Yemen's Houthis say ship attacked in Gulf of Aden may sink

Despite Western attacks on them in Yemen, the Houthis have vowed to continue targeting ships linked to Israel until attacks on Palestinians in the Gaza Strip stop

Reuters
Published : 19 Feb 2024, 04:02 PM
Updated : 19 Feb 2024, 04:02 PM

Yemen's Houthi militants said on Monday they had attacked another cargo vessel in the Gulf of Aden which was at risk of sinking, raising the stakes in their campaign to disrupt global shipping in solidarity with Palestinians in the Gaza war. 

The Iran-aligned Houthis have made repeated drone and missile strikes since November in the Red Sea and Bab al-Mandab Strait, drawing U.S. and British bombing against them. 

Houthi military spokesperson Yahya Sarea said in a statement that the Rubymar's crew was safe but that the ship was badly damaged and at risk of sinking. The Belize-flagged, British-registered and Lebanese-managed vessel was attacked on Sunday. 

The Houthis had also shot down a U.S drone over the Yemeni port Hodeidah, Sarea added. 

Security firm LSS-SAPU, in charge of safety on the Rubymar, said the crew evacuated after two missiles hit. They were picked up by another commercial ship which took them to Djibouti. 

"We know she was taking in water," LSS-SAPU told Reuters in comments by phone. "There is nobody on board now ... The owners and managers are considering options for towage." 

So far, no ships have been sunk nor crew killed from the attacks in a sea lane accounting for about 12% of global maritime traffic. Some companies have chosen to go the longer and more expensive route via the southern tip of Africa.

Despite Western attacks on them in Yemen, the Houthis have vowed to continue targeting ships linked to Israel until attacks on Palestinians in the Gaza Strip stop. 

GREEK-FLAGGED SHIP HIT 

In a second incident within hours, a Greece-flagged, U.S.-owned bulk carrier with 23 crew members was attacked twice on Monday by missiles, with a window damaged but no injuries to personnel, Greek shipping ministry sources said. 

The vessel was taking grain from Argentina to Aden. 

Seafarers in the firing line have signed industry wide agreements giving them rights to refuse to sail on ships passing through the Red Sea and to receive double pay when entering high-risk zones. 

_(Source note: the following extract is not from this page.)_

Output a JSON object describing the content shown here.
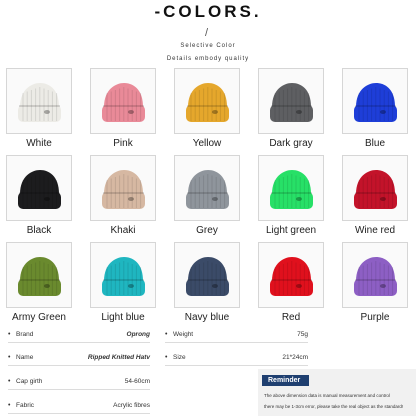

Shipping industry associations on Monday called for the release of the 25 crew members of the Galaxy Leader commercial ship hijacked by the Houthis three months ago. 

"The 25 seafarers who make up the crew of the Galaxy Leader are innocent victims of the ongoing aggression against world shipping," the associations said. "It is abhorrent that seafarers were seized by military forces and that they have been kept from their families and loved ones for too long." 

The CEO of QatarEnergy, the world's second largest exporter of liquefied natural gas (LNG) which has stopped sailing via the Red Sea, said the disruption was delaying deliveries. 

Container shipping, which transports consumer goods, is also starting to feel the impact from re-routing ships. S&P Global Market Intelligence said in a report on Friday that the apparel industry was now expecting higher costs and delays. 

The Houthis, who control Yemen's most populous regions, have targeted vessels with commercial ties to the United States, Britain and Israel, shipping and insurance sources say. 

War risk insurance premiums have crept higher and are now around 1% of the value of the vessels, before various discounts which still works out at hundreds of thousands of dollars of additional costs per voyage, insurance sources said. 

"Shipping companies must weigh up the increased costs and journey times against the risk to their vessels, and, most importantly, the safety of the crew onboard," insurance broker Gallagher Speciality Marine said in a report last week.